## Your task
Give the listing again in full, exactly as it appears.

## Given data
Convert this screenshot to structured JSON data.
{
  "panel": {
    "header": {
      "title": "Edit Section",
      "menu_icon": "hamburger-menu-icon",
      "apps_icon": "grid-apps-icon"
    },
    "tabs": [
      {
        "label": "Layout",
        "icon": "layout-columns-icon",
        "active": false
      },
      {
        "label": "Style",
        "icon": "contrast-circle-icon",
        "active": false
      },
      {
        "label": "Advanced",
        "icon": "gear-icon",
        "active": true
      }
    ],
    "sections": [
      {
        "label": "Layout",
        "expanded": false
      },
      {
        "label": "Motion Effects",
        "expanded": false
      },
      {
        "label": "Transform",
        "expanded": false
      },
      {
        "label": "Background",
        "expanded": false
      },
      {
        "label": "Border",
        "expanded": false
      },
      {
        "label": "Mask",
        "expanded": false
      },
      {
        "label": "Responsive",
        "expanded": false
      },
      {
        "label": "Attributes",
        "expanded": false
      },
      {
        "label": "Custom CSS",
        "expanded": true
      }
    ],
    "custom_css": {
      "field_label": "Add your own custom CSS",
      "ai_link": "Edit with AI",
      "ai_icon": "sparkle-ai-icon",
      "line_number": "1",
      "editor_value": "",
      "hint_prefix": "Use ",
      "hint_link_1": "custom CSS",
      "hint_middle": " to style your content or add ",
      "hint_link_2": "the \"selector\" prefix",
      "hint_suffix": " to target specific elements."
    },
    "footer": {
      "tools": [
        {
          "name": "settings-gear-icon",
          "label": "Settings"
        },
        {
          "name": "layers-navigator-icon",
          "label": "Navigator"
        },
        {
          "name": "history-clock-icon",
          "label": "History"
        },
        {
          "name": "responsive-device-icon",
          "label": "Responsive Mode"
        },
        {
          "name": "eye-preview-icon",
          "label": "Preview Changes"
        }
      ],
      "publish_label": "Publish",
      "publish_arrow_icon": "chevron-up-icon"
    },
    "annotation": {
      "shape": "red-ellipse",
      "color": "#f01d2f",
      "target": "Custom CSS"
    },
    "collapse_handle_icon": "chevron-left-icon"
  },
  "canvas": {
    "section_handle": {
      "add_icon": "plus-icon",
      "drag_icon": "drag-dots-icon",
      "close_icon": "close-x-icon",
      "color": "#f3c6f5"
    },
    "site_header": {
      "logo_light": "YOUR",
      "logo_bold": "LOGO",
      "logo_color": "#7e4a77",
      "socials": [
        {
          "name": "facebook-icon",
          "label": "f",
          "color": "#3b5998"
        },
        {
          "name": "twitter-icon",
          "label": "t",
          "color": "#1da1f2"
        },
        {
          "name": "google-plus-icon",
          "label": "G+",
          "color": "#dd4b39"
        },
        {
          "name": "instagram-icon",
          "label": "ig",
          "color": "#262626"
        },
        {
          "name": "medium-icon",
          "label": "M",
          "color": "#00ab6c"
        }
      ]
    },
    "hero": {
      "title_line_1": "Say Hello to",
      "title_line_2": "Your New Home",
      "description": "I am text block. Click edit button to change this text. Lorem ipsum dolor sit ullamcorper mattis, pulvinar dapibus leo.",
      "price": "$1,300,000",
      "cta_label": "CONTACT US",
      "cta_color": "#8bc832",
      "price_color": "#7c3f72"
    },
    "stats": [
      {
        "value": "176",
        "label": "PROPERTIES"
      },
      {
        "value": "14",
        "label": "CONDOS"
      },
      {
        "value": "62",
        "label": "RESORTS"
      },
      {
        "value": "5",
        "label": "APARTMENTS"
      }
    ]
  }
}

## Response to the exercise
Convert this screenshot to structured JSON data.
{
  "panel": {
    "header": {
      "title": "Edit Section",
      "menu_icon": "hamburger-menu-icon",
      "apps_icon": "grid-apps-icon"
    },
    "tabs": [
      {
        "label": "Layout",
        "icon": "layout-columns-icon",
        "active": false
      },
      {
        "label": "Style",
        "icon": "contrast-circle-icon",
        "active": false
      },
      {
        "label": "Advanced",
        "icon": "gear-icon",
        "active": true
      }
    ],
    "sections": [
      {
        "label": "Layout",
        "expanded": false
      },
      {
        "label": "Motion Effects",
        "expanded": false
      },
      {
        "label": "Transform",
        "expanded": false
      },
      {
        "label": "Background",
        "expanded": false
      },
      {
        "label": "Border",
        "expanded": false
      },
      {
        "label": "Mask",
        "expanded": false
      },
      {
        "label": "Responsive",
        "expanded": false
      },
      {
        "label": "Attributes",
        "expanded": false
      },
      {
        "label": "Custom CSS",
        "expanded": true
      }
    ],
    "custom_css": {
      "field_label": "Add your own custom CSS",
      "ai_link": "Edit with AI",
      "ai_icon": "sparkle-ai-icon",
      "line_number": "1",
      "editor_value": "",
      "hint_prefix": "Use ",
      "hint_link_1": "custom CSS",
      "hint_middle": " to style your content or add ",
      "hint_link_2": "the \"selector\" prefix",
      "hint_suffix": " to target specific elements."
    },
    "footer": {
      "tools": [
        {
          "name": "settings-gear-icon",
          "label": "Settings"
        },
        {
          "name": "layers-navigator-icon",
          "label": "Navigator"
        },
        {
          "name": "history-clock-icon",
          "label": "History"
        },
        {
          "name": "responsive-device-icon",
          "label": "Responsive Mode"
        },
        {
          "name": "eye-preview-icon",
          "label": "Preview Changes"
        }
      ],
      "publish_label": "Publish",
      "publish_arrow_icon": "chevron-up-icon"
    },
    "annotation": {
      "shape": "red-ellipse",
      "color": "#f01d2f",
      "target": "Custom CSS"
    },
    "collapse_handle_icon": "chevron-left-icon"
  },
  "canvas": {
    "section_handle": {
      "add_icon": "plus-icon",
      "drag_icon": "drag-dots-icon",
      "close_icon": "close-x-icon",
      "color": "#f3c6f5"
    },
    "site_header": {
      "logo_light": "YOUR",
      "logo_bold": "LOGO",
      "logo_color": "#7e4a77",
      "socials": [
        {
          "name": "facebook-icon",
          "label": "f",
          "color": "#3b5998"
        },
        {
          "name": "twitter-icon",
          "label": "t",
          "color": "#1da1f2"
        },
        {
          "name": "google-plus-icon",
          "label": "G+",
          "color": "#dd4b39"
        },
        {
          "name": "instagram-icon",
          "label": "ig",
          "color": "#262626"
        },
        {
          "name": "medium-icon",
          "label": "M",
          "color": "#00ab6c"
        }
      ]
    },
    "hero": {
      "title_line_1": "Say Hello to",
      "title_line_2": "Your New Home",
      "description": "I am text block. Click edit button to change this text. Lorem ipsum dolor sit ullamcorper mattis, pulvinar dapibus leo.",
      "price": "$1,300,000",
      "cta_label": "CONTACT US",
      "cta_color": "#8bc832",
      "price_color": "#7c3f72"
    },
    "stats": [
      {
        "value": "176",
        "label": "PROPERTIES"
      },
      {
        "value": "14",
        "label": "CONDOS"
      },
      {
        "value": "62",
        "label": "RESORTS"
      },
      {
        "value": "5",
        "label": "APARTMENTS"
      }
    ]
  }
}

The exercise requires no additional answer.